For this exercise, retype all the data exactly and exclude every image.

Available data –
== Segment start ==

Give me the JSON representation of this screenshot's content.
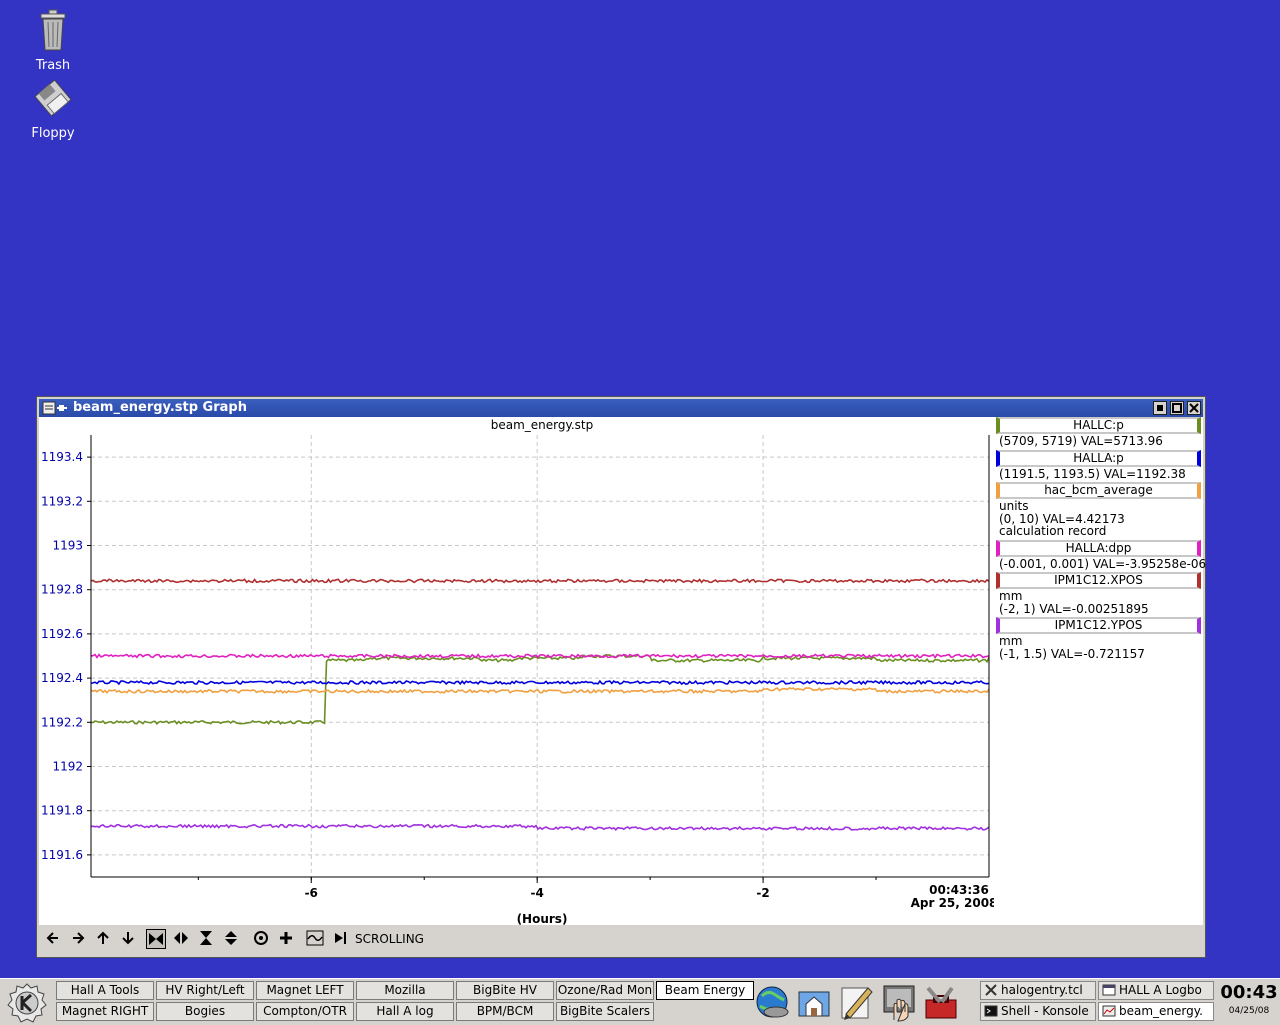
{
  "desktop": {
    "icons": [
      {
        "label": "Trash",
        "icon": "trash-icon"
      },
      {
        "label": "Floppy",
        "icon": "floppy-icon"
      }
    ]
  },
  "window": {
    "title": "beam_energy.stp Graph",
    "plot_title": "beam_energy.stp",
    "x_label": "(Hours)",
    "time_label": "00:43:36",
    "date_label": "Apr 25, 2008",
    "status": "SCROLLING"
  },
  "legend": [
    {
      "name": "HALLC:p",
      "color": "#6b8e23",
      "lines": [
        "(5709, 5719) VAL=5713.96"
      ]
    },
    {
      "name": "HALLA:p",
      "color": "#0000dd",
      "lines": [
        "(1191.5, 1193.5) VAL=1192.38"
      ]
    },
    {
      "name": "hac_bcm_average",
      "color": "#f0a040",
      "lines": [
        "units",
        "(0, 10) VAL=4.42173",
        "calculation record"
      ]
    },
    {
      "name": "HALLA:dpp",
      "color": "#e020c0",
      "lines": [
        "(-0.001, 0.001) VAL=-3.95258e-06"
      ]
    },
    {
      "name": "IPM1C12.XPOS",
      "color": "#b03030",
      "lines": [
        "mm",
        "(-2, 1) VAL=-0.00251895"
      ]
    },
    {
      "name": "IPM1C12.YPOS",
      "color": "#a030e0",
      "lines": [
        "mm",
        "(-1, 1.5) VAL=-0.721157"
      ]
    }
  ],
  "chart_data": {
    "type": "line",
    "title": "beam_energy.stp",
    "xlabel": "(Hours)",
    "ylabel": "",
    "x_ticks": [
      -6,
      -4,
      -2
    ],
    "y_ticks": [
      1193.4,
      1193.2,
      1193,
      1192.8,
      1192.6,
      1192.4,
      1192.2,
      1192,
      1191.8,
      1191.6
    ],
    "xlim": [
      -7.95,
      0
    ],
    "ylim": [
      1191.5,
      1193.5
    ],
    "grid": true,
    "series": [
      {
        "name": "HALLC:p",
        "color": "#6b8e23",
        "x": [
          -7.95,
          -5.9,
          -5.88,
          -5.5,
          -4.5,
          -4.2,
          -3.6,
          -3.0,
          -2.0,
          -1.0,
          0
        ],
        "values": [
          1192.2,
          1192.2,
          1192.48,
          1192.49,
          1192.48,
          1192.49,
          1192.5,
          1192.48,
          1192.49,
          1192.48,
          1192.49
        ]
      },
      {
        "name": "HALLA:p",
        "color": "#0000dd",
        "x": [
          -7.95,
          -6,
          -4,
          -2,
          0
        ],
        "values": [
          1192.38,
          1192.38,
          1192.38,
          1192.38,
          1192.38
        ]
      },
      {
        "name": "hac_bcm_average",
        "color": "#f0a040",
        "x": [
          -7.95,
          -5.9,
          -5.8,
          -4.5,
          -3.0,
          -2.0,
          -1.0,
          0
        ],
        "values": [
          1192.34,
          1192.34,
          1192.34,
          1192.34,
          1192.34,
          1192.35,
          1192.34,
          1192.35
        ]
      },
      {
        "name": "HALLA:dpp",
        "color": "#e020c0",
        "x": [
          -7.95,
          -6,
          -4,
          -2,
          0
        ],
        "values": [
          1192.5,
          1192.5,
          1192.5,
          1192.5,
          1192.5
        ]
      },
      {
        "name": "IPM1C12.XPOS",
        "color": "#b03030",
        "x": [
          -7.95,
          -6,
          -4,
          -2,
          0
        ],
        "values": [
          1192.84,
          1192.84,
          1192.84,
          1192.84,
          1192.84
        ]
      },
      {
        "name": "IPM1C12.YPOS",
        "color": "#a030e0",
        "x": [
          -7.95,
          -6,
          -4,
          -2,
          0
        ],
        "values": [
          1191.73,
          1191.73,
          1191.72,
          1191.72,
          1191.73
        ]
      }
    ],
    "legend_position": "right"
  },
  "taskbar": {
    "row1": [
      "Hall A Tools",
      "HV Right/Left",
      "Magnet LEFT",
      "Mozilla",
      "BigBite HV",
      "Ozone/Rad Mon",
      "Beam Energy"
    ],
    "row2": [
      "Magnet RIGHT",
      "Bogies",
      "Compton/OTR",
      "Hall A log",
      "BPM/BCM",
      "BigBite Scalers"
    ],
    "tasks": [
      {
        "label": "halogentry.tcl",
        "icon": "x-icon"
      },
      {
        "label": "HALL A Logbo",
        "icon": "window-icon"
      },
      {
        "label": "Shell - Konsole",
        "icon": "terminal-icon"
      },
      {
        "label": "beam_energy.",
        "icon": "graph-icon"
      }
    ],
    "clock_time": "00:43",
    "clock_date": "04/25/08"
  }
}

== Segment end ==

Response area –
Give me the JSON representation of this screenshot's content.
{
  "desktop": {
    "icons": [
      {
        "label": "Trash",
        "icon": "trash-icon"
      },
      {
        "label": "Floppy",
        "icon": "floppy-icon"
      }
    ]
  },
  "window": {
    "title": "beam_energy.stp Graph",
    "plot_title": "beam_energy.stp",
    "x_label": "(Hours)",
    "time_label": "00:43:36",
    "date_label": "Apr 25, 2008",
    "status": "SCROLLING"
  },
  "legend": [
    {
      "name": "HALLC:p",
      "color": "#6b8e23",
      "lines": [
        "(5709, 5719) VAL=5713.96"
      ]
    },
    {
      "name": "HALLA:p",
      "color": "#0000dd",
      "lines": [
        "(1191.5, 1193.5) VAL=1192.38"
      ]
    },
    {
      "name": "hac_bcm_average",
      "color": "#f0a040",
      "lines": [
        "units",
        "(0, 10) VAL=4.42173",
        "calculation record"
      ]
    },
    {
      "name": "HALLA:dpp",
      "color": "#e020c0",
      "lines": [
        "(-0.001, 0.001) VAL=-3.95258e-06"
      ]
    },
    {
      "name": "IPM1C12.XPOS",
      "color": "#b03030",
      "lines": [
        "mm",
        "(-2, 1) VAL=-0.00251895"
      ]
    },
    {
      "name": "IPM1C12.YPOS",
      "color": "#a030e0",
      "lines": [
        "mm",
        "(-1, 1.5) VAL=-0.721157"
      ]
    }
  ],
  "chart_data": {
    "type": "line",
    "title": "beam_energy.stp",
    "xlabel": "(Hours)",
    "ylabel": "",
    "x_ticks": [
      -6,
      -4,
      -2
    ],
    "y_ticks": [
      1193.4,
      1193.2,
      1193,
      1192.8,
      1192.6,
      1192.4,
      1192.2,
      1192,
      1191.8,
      1191.6
    ],
    "xlim": [
      -7.95,
      0
    ],
    "ylim": [
      1191.5,
      1193.5
    ],
    "grid": true,
    "series": [
      {
        "name": "HALLC:p",
        "color": "#6b8e23",
        "x": [
          -7.95,
          -5.9,
          -5.88,
          -5.5,
          -4.5,
          -4.2,
          -3.6,
          -3.0,
          -2.0,
          -1.0,
          0
        ],
        "values": [
          1192.2,
          1192.2,
          1192.48,
          1192.49,
          1192.48,
          1192.49,
          1192.5,
          1192.48,
          1192.49,
          1192.48,
          1192.49
        ]
      },
      {
        "name": "HALLA:p",
        "color": "#0000dd",
        "x": [
          -7.95,
          -6,
          -4,
          -2,
          0
        ],
        "values": [
          1192.38,
          1192.38,
          1192.38,
          1192.38,
          1192.38
        ]
      },
      {
        "name": "hac_bcm_average",
        "color": "#f0a040",
        "x": [
          -7.95,
          -5.9,
          -5.8,
          -4.5,
          -3.0,
          -2.0,
          -1.0,
          0
        ],
        "values": [
          1192.34,
          1192.34,
          1192.34,
          1192.34,
          1192.34,
          1192.35,
          1192.34,
          1192.35
        ]
      },
      {
        "name": "HALLA:dpp",
        "color": "#e020c0",
        "x": [
          -7.95,
          -6,
          -4,
          -2,
          0
        ],
        "values": [
          1192.5,
          1192.5,
          1192.5,
          1192.5,
          1192.5
        ]
      },
      {
        "name": "IPM1C12.XPOS",
        "color": "#b03030",
        "x": [
          -7.95,
          -6,
          -4,
          -2,
          0
        ],
        "values": [
          1192.84,
          1192.84,
          1192.84,
          1192.84,
          1192.84
        ]
      },
      {
        "name": "IPM1C12.YPOS",
        "color": "#a030e0",
        "x": [
          -7.95,
          -6,
          -4,
          -2,
          0
        ],
        "values": [
          1191.73,
          1191.73,
          1191.72,
          1191.72,
          1191.73
        ]
      }
    ],
    "legend_position": "right"
  },
  "taskbar": {
    "row1": [
      "Hall A Tools",
      "HV Right/Left",
      "Magnet LEFT",
      "Mozilla",
      "BigBite HV",
      "Ozone/Rad Mon",
      "Beam Energy"
    ],
    "row2": [
      "Magnet RIGHT",
      "Bogies",
      "Compton/OTR",
      "Hall A log",
      "BPM/BCM",
      "BigBite Scalers"
    ],
    "tasks": [
      {
        "label": "halogentry.tcl",
        "icon": "x-icon"
      },
      {
        "label": "HALL A Logbo",
        "icon": "window-icon"
      },
      {
        "label": "Shell - Konsole",
        "icon": "terminal-icon"
      },
      {
        "label": "beam_energy.",
        "icon": "graph-icon"
      }
    ],
    "clock_time": "00:43",
    "clock_date": "04/25/08"
  }
}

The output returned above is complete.